──────── Dataset ────────

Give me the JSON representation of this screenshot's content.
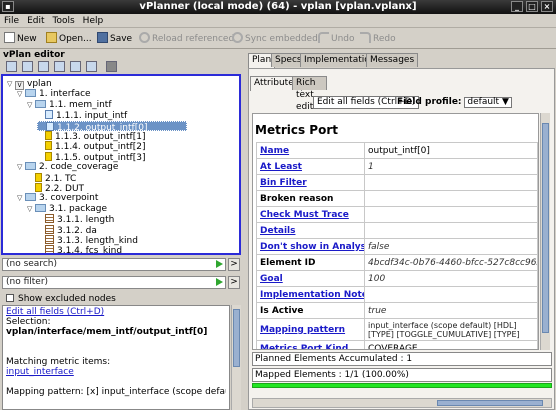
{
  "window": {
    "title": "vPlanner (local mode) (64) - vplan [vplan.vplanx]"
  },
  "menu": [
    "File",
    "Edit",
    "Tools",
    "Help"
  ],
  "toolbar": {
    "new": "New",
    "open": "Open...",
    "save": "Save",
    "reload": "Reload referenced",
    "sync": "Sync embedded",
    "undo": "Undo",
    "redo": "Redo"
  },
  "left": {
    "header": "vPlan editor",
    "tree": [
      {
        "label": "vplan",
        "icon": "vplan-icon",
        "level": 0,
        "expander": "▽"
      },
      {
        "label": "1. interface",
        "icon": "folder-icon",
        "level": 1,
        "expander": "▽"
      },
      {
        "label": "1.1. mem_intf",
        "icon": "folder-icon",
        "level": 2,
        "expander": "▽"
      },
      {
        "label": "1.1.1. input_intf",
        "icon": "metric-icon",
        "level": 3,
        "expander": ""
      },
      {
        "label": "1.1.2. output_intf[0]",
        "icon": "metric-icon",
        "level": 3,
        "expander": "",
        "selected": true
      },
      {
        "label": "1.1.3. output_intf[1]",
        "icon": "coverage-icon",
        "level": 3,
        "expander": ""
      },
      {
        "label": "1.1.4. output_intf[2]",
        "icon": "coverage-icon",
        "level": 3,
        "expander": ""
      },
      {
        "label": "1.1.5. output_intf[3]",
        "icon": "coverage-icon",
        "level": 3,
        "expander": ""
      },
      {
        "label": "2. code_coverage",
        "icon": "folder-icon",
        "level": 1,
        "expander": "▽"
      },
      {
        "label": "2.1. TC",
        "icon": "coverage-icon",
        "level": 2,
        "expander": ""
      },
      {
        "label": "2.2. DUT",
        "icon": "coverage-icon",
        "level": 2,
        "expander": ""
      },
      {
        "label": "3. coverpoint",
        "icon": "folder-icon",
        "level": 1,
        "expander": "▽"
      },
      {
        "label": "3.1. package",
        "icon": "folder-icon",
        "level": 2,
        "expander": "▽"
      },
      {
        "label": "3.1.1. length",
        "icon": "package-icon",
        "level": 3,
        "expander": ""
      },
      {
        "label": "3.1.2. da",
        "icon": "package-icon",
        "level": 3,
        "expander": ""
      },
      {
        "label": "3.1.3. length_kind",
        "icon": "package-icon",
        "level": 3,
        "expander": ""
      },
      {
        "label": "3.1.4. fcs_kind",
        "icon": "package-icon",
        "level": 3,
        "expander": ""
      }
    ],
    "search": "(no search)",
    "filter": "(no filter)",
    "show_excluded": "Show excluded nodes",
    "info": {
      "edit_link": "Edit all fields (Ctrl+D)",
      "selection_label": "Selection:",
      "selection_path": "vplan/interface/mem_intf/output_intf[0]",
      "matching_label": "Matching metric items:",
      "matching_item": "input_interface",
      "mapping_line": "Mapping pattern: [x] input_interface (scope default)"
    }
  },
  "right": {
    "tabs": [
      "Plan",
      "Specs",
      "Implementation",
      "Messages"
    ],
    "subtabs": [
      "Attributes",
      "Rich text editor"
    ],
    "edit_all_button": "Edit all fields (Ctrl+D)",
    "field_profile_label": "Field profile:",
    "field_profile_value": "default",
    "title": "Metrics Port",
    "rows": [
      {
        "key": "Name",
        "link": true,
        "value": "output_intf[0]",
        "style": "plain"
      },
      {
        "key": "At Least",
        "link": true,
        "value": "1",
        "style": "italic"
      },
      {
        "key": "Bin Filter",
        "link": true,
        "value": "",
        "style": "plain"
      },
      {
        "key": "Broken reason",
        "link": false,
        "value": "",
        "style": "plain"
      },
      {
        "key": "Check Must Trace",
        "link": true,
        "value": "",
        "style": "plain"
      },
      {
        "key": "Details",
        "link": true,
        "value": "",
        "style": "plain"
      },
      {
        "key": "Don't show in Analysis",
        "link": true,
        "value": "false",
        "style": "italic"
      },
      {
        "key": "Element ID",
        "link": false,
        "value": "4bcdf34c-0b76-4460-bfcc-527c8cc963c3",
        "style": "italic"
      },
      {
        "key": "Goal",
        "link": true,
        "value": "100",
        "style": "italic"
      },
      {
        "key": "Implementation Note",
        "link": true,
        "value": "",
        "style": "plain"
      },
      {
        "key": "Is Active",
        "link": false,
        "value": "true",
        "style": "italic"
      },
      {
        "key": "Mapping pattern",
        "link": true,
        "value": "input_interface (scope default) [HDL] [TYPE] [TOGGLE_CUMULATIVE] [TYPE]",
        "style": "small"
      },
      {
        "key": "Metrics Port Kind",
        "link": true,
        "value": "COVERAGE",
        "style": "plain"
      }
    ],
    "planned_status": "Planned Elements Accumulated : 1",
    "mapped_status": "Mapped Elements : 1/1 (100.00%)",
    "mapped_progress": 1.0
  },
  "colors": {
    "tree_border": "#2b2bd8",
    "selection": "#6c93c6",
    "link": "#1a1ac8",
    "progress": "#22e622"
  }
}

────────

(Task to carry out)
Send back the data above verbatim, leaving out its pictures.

(Answer for the task)
Give me the JSON representation of this screenshot's content.
{
  "window": {
    "title": "vPlanner (local mode) (64) - vplan [vplan.vplanx]"
  },
  "menu": [
    "File",
    "Edit",
    "Tools",
    "Help"
  ],
  "toolbar": {
    "new": "New",
    "open": "Open...",
    "save": "Save",
    "reload": "Reload referenced",
    "sync": "Sync embedded",
    "undo": "Undo",
    "redo": "Redo"
  },
  "left": {
    "header": "vPlan editor",
    "tree": [
      {
        "label": "vplan",
        "icon": "vplan-icon",
        "level": 0,
        "expander": "▽"
      },
      {
        "label": "1. interface",
        "icon": "folder-icon",
        "level": 1,
        "expander": "▽"
      },
      {
        "label": "1.1. mem_intf",
        "icon": "folder-icon",
        "level": 2,
        "expander": "▽"
      },
      {
        "label": "1.1.1. input_intf",
        "icon": "metric-icon",
        "level": 3,
        "expander": ""
      },
      {
        "label": "1.1.2. output_intf[0]",
        "icon": "metric-icon",
        "level": 3,
        "expander": "",
        "selected": true
      },
      {
        "label": "1.1.3. output_intf[1]",
        "icon": "coverage-icon",
        "level": 3,
        "expander": ""
      },
      {
        "label": "1.1.4. output_intf[2]",
        "icon": "coverage-icon",
        "level": 3,
        "expander": ""
      },
      {
        "label": "1.1.5. output_intf[3]",
        "icon": "coverage-icon",
        "level": 3,
        "expander": ""
      },
      {
        "label": "2. code_coverage",
        "icon": "folder-icon",
        "level": 1,
        "expander": "▽"
      },
      {
        "label": "2.1. TC",
        "icon": "coverage-icon",
        "level": 2,
        "expander": ""
      },
      {
        "label": "2.2. DUT",
        "icon": "coverage-icon",
        "level": 2,
        "expander": ""
      },
      {
        "label": "3. coverpoint",
        "icon": "folder-icon",
        "level": 1,
        "expander": "▽"
      },
      {
        "label": "3.1. package",
        "icon": "folder-icon",
        "level": 2,
        "expander": "▽"
      },
      {
        "label": "3.1.1. length",
        "icon": "package-icon",
        "level": 3,
        "expander": ""
      },
      {
        "label": "3.1.2. da",
        "icon": "package-icon",
        "level": 3,
        "expander": ""
      },
      {
        "label": "3.1.3. length_kind",
        "icon": "package-icon",
        "level": 3,
        "expander": ""
      },
      {
        "label": "3.1.4. fcs_kind",
        "icon": "package-icon",
        "level": 3,
        "expander": ""
      }
    ],
    "search": "(no search)",
    "filter": "(no filter)",
    "show_excluded": "Show excluded nodes",
    "info": {
      "edit_link": "Edit all fields (Ctrl+D)",
      "selection_label": "Selection:",
      "selection_path": "vplan/interface/mem_intf/output_intf[0]",
      "matching_label": "Matching metric items:",
      "matching_item": "input_interface",
      "mapping_line": "Mapping pattern: [x] input_interface (scope default)"
    }
  },
  "right": {
    "tabs": [
      "Plan",
      "Specs",
      "Implementation",
      "Messages"
    ],
    "subtabs": [
      "Attributes",
      "Rich text editor"
    ],
    "edit_all_button": "Edit all fields (Ctrl+D)",
    "field_profile_label": "Field profile:",
    "field_profile_value": "default",
    "title": "Metrics Port",
    "rows": [
      {
        "key": "Name",
        "link": true,
        "value": "output_intf[0]",
        "style": "plain"
      },
      {
        "key": "At Least",
        "link": true,
        "value": "1",
        "style": "italic"
      },
      {
        "key": "Bin Filter",
        "link": true,
        "value": "",
        "style": "plain"
      },
      {
        "key": "Broken reason",
        "link": false,
        "value": "",
        "style": "plain"
      },
      {
        "key": "Check Must Trace",
        "link": true,
        "value": "",
        "style": "plain"
      },
      {
        "key": "Details",
        "link": true,
        "value": "",
        "style": "plain"
      },
      {
        "key": "Don't show in Analysis",
        "link": true,
        "value": "false",
        "style": "italic"
      },
      {
        "key": "Element ID",
        "link": false,
        "value": "4bcdf34c-0b76-4460-bfcc-527c8cc963c3",
        "style": "italic"
      },
      {
        "key": "Goal",
        "link": true,
        "value": "100",
        "style": "italic"
      },
      {
        "key": "Implementation Note",
        "link": true,
        "value": "",
        "style": "plain"
      },
      {
        "key": "Is Active",
        "link": false,
        "value": "true",
        "style": "italic"
      },
      {
        "key": "Mapping pattern",
        "link": true,
        "value": "input_interface (scope default) [HDL] [TYPE] [TOGGLE_CUMULATIVE] [TYPE]",
        "style": "small"
      },
      {
        "key": "Metrics Port Kind",
        "link": true,
        "value": "COVERAGE",
        "style": "plain"
      }
    ],
    "planned_status": "Planned Elements Accumulated : 1",
    "mapped_status": "Mapped Elements : 1/1 (100.00%)",
    "mapped_progress": 1.0
  },
  "colors": {
    "tree_border": "#2b2bd8",
    "selection": "#6c93c6",
    "link": "#1a1ac8",
    "progress": "#22e622"
  }
}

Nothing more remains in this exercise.